Incidence of Autism Spectrum Disorders Underestimated

A total of 2.64 percent of South Korean school children found to have autism spectrum disorders

MONDAY, May 9 (HealthDay News) -- Autism spectrum disorders (ASD) may be more prevalent in children than previously estimated and are found in children in mainstream schools as well as special education schools, according to a study published online May 9 in The American Journal of Psychiatry.

Young Shin Kim, M.D., Ph.D., from the Yale University School of Medicine in New Haven, Conn., and colleagues estimated the prevalence of ASD in 55,266 children aged 7 to 12 years in a South Korean community, and described its clinical characteristics. ASD was identified using the Autism Spectrum Screening Questionnaire for systematic, multi-informant screening in a high-probability group from special education schools and a disability registry and a low-probability, general-population sample from regular schools. Comprehensive evaluations using standardized diagnostic procedures were offered to parents of children who screened positive.

The investigators estimated that the total ASD prevalence of 2.64 percent included 1.89 percent from the general-population and 0.75 percent from the high-probability group. The ASD male-to-female ratios were 2.5:1 and 5.1:1 in the general and high-probability groups, respectively. The ratios of autistic disorders to other ASD subtypes were 1:2.6 and 2.6:1 in the general population and high probability groups, respectively. Superior IQs were seen in 12 percent of children in the general-population sample and 7 percent in the high-probability group, and intellectual disability was found in 16 percent of children in the general-population sample and 59 percent in the high-probability group.

"There is a striking difference between our estimated prevalence of 2.64 percent for any ASD and previously reported estimates ranging from 0.6 to 1.8 percent," the authors write.

Several authors have served as expert witnesses for autism vaccine trials for the U.S. Departments of Health and of Justice, and for GlaxoSmithKline.
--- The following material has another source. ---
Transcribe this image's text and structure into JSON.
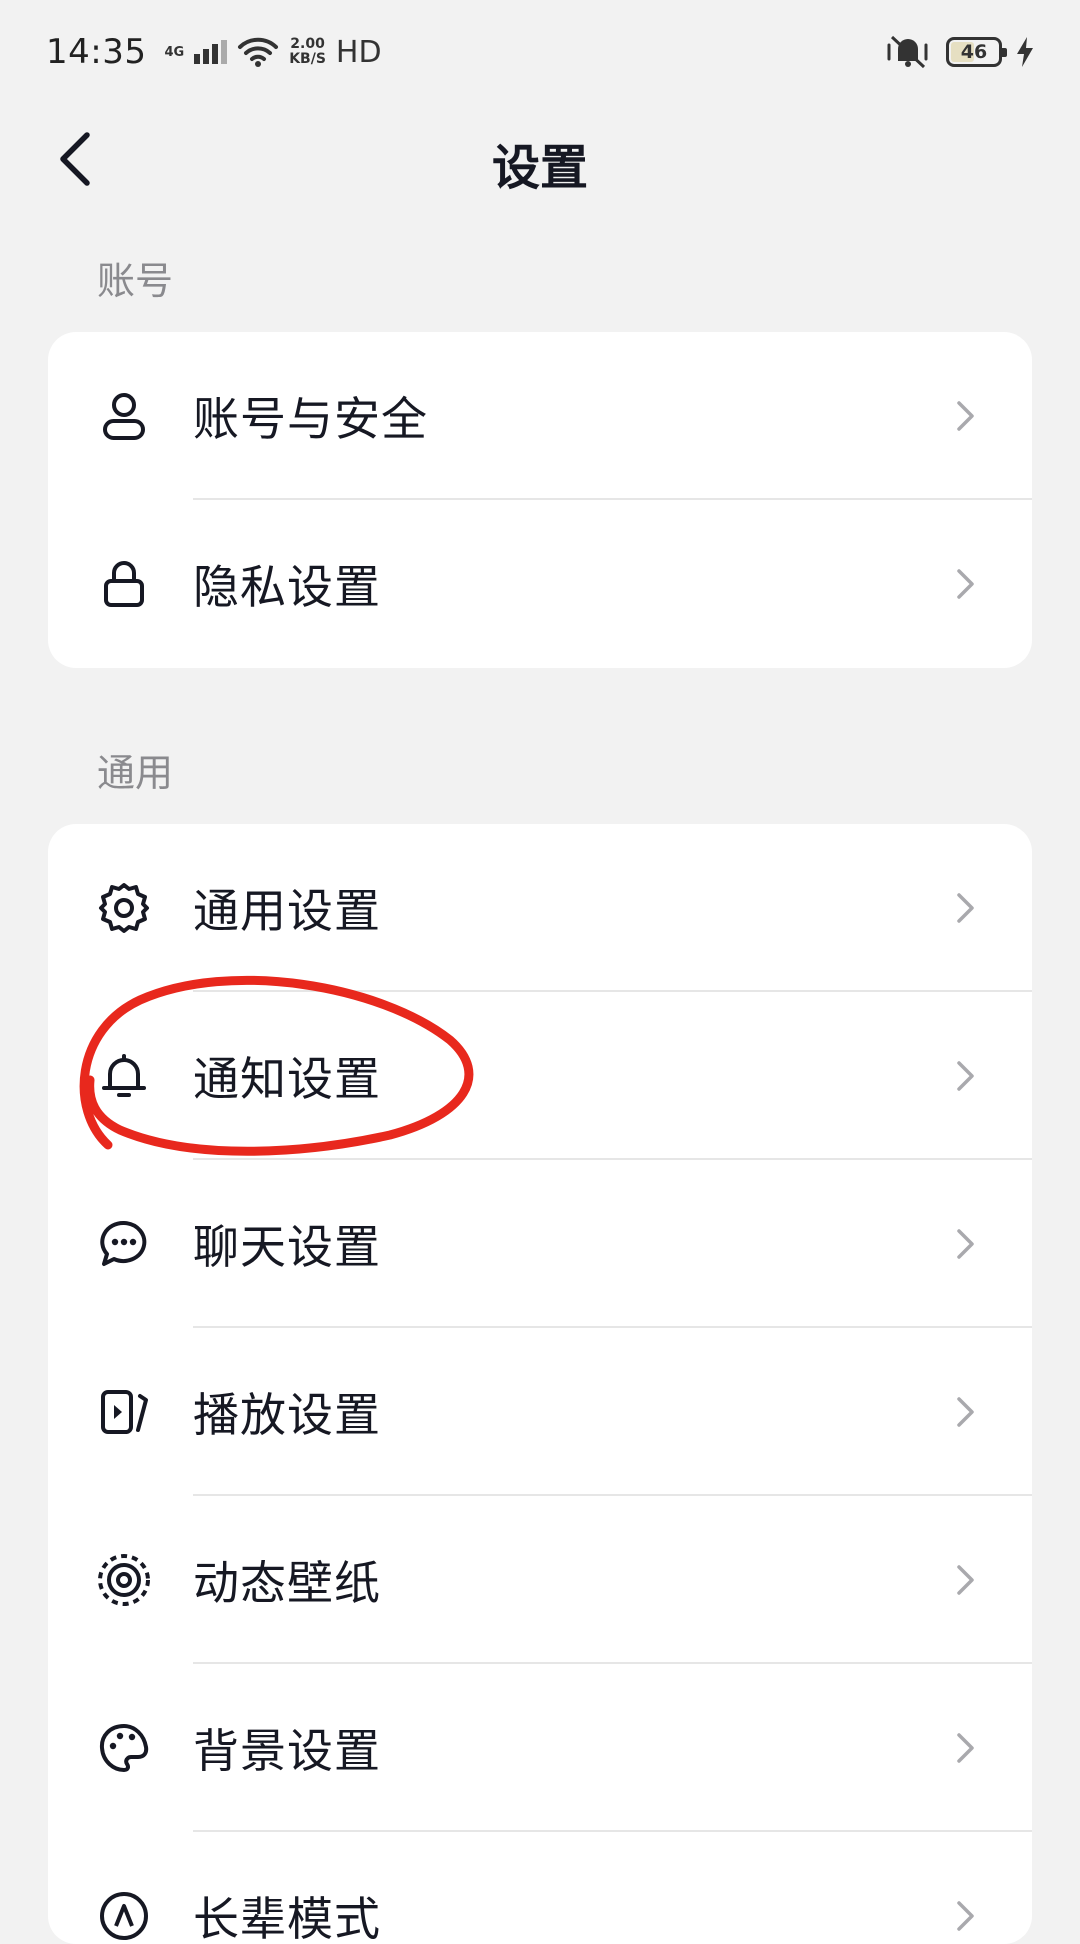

Abstract
Full Text

Copyright © 2011 HealthDay. All rights reserved.

Powered by

jQuery UI Accordion - Default functionality

For life-long learning and continuing professional development, come to Lippincott's NursingCenter.

Nursing Jobs Plus
Featured Jobs
Recommended CE Articles

Blunt Chest Trauma
Journal of Trauma Nursing, November/December 2014
Expires: 12/31/2016 CE:2 $21.95


The School Age Child with Congenital Heart Disease
MCN, The American Journal of Maternal/Child Nursing, January/February 2015
Expires: 2/28/2017 CE:2.5 $24.95


Understanding multiple myeloma
Nursing Made Incredibly Easy!, January/February 2015
Expires: 2/28/2017 CE:2 $21.95


More CE Articles

Subscribe to Recommended CE

Recommended Nursing Articles

Comprehensive Care: Looking Beyond the Presenting Problem
Journal of Christian Nursing, January/March 2015
Free access will expire on March 2, 2015.


Pain and Alzheimer dementia: A largely unrecognized problem
Nursing Made Incredibly Easy!, January/February 2015
Free access will expire on February 16, 2015.


Glycemic control in hospitalized patients
Nursing2015 Critical Care, January 2015
Free access will expire on February 16, 2015.


More Recommended Articles

Subscribe to Recommended Articles

Evidence Based Practice Skin Care Network NursingCenter Quick Links What’s Trending Events